by Mark Berman MD (Author), Elliot Lander MD (Contributor)
The book describes the journey into the growing arena of clinical stem cell therapy by highlighting not only the road that brought a team of physicians together but also real stories from a number of their patients that were given their health back through the magic of stem cell therapy. Your fat is loaded with stem cells that can be used now to treat and reverse a large number of inflammatory and degenerative conditions. Most people have no idea that these magical cells actually exist right within our bodies. They think that they must wait until Big Pharma or a university PhD manufactures... View Details
Stem Cells For Dummies
by Lawrence S.B. Goldstein (Author), Meg Schneider (Author)
The first authoritative yet accessible guide to this controversial topic
Stem Cell Research For Dummies offers a balanced, plain-English look at this politically charged topic, cutting away the hype and presenting the facts clearly for you, free from debate. It explains what stem cells are and what they do, the legalities of harvesting them and using them in research, the latest research findings from the U.S. and abroad, and the prospects for medical stem cell therapies in the short and long term.Explains the differences between adult stem cells and embryonic/umbilical... View Details
Stem Cell Revolution: Discover 26 Disruptive Technological Advances to Stem Cell Activation
by Joseph Christiano (Author)
Addressing chronic back pain, diabetes, joint replacements, osteoarthritis, neurological issues, and more, Joseph “Dr. Joe” Christiano reveals
how this cutting-edge therapy can rapidly replace damaged cells in the body with no side effects or allergic reactions.
If you have been disappointed by ineffective treatments, the answer to improving your health may be in your stem cells.
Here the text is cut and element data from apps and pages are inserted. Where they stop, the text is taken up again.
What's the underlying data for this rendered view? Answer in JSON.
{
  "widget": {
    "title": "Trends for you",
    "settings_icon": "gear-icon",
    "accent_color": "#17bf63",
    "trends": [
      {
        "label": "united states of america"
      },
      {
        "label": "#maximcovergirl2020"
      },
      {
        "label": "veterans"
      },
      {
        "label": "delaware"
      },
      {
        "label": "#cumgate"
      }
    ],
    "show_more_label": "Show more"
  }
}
Dr. Joe explains
how adult stem cell therapy and activators are two of the new technologies in regenerative medicine that will be game changers in medical history.
... View Details
Stem Cells: A Very Short Introduction
by Jonathan Slack (Author)
Embryonic stem cells have been hot-button topics in recent years, generating intense public interest as well as much confusion and misinformation. In this Very Short Introduction, leading authority Jonathan Slack offers a clear and informative overview of stem cells--what they are, what scientists do with them, what stem cell therapies are available today, and how they might be used in the future. Slack explains the difference between embryonic stem cells, which exist only in laboratory cultures, and tissue-specific stem cells, which exist in our bodies, and he discusses how... View Details
A Buyer's Guide to Stem Cell Therapies: Safely Choose the Right Regenerative Treatment for You
The current array of "stem cell" therapies has been called the new wild west of medicine. Between fraudulent advertising and confusing science, it's no wonder that even doctors are unsure of what to think about stem cell treatments. This book aims to educate lay people who may be interested in stem cell or other regenerative treatments as to what options are currently available, both at home and abroad, and what science exists to support their use. View Details
Bioreactors in Stem Cell Biology: Methods and Protocols (Methods in Molecular Biology)
by Kursad Turksen (Editor)
Stem Cells: A Short Course
by Rob Burgess (Author)
Stem Cells: A Short Course is a comprehensive text for students delving into the rapidly evolving discipline of stem cell research. Comprised of eight chapters, the text addresses all of the major facets and disciplines related to stem cell biology and research. A brief history of stem cell research serves as an introduction, followed by coverage of stem cell fundamentals; chapters then explore embryonic and fetal amniotic stem cells, adult stem cells, nuclear reprogramming, and cancer stem cells. The book concludes with chapters on stem cell applications, including the role of stem... View Details